Records for this task:
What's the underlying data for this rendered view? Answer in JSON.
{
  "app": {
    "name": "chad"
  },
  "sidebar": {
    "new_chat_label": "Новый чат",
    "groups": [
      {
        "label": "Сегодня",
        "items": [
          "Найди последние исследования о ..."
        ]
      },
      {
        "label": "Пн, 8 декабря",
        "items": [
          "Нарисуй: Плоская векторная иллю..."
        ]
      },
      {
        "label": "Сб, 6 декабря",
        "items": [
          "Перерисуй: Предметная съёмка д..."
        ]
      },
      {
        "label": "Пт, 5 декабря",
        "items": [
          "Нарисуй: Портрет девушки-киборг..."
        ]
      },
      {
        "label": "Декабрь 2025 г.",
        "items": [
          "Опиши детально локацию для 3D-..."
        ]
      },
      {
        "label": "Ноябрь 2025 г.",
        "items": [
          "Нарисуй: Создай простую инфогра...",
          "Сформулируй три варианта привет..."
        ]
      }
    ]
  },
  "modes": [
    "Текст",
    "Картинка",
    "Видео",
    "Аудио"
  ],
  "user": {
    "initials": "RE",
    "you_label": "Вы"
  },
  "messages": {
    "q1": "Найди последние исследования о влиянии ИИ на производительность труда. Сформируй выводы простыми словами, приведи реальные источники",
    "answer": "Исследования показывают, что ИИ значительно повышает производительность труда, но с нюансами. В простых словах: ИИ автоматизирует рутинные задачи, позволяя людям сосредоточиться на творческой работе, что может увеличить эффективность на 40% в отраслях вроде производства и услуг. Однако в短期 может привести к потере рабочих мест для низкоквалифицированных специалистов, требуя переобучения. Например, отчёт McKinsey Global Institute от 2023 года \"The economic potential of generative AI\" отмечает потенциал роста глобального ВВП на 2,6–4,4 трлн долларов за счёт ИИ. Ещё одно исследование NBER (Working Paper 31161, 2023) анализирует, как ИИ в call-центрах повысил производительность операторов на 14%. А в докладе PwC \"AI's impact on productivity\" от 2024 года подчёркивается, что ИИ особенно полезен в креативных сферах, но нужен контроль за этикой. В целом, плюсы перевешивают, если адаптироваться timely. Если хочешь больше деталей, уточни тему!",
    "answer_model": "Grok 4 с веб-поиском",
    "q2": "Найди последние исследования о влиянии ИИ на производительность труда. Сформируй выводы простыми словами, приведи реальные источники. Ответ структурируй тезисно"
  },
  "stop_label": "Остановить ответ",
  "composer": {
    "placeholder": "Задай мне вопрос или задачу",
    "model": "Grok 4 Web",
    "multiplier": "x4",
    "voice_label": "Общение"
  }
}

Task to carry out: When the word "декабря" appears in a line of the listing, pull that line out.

Problem solution:
        "label": "Пн, 8 декабря",
        "label": "Сб, 6 декабря",
        "label": "Пт, 5 декабря",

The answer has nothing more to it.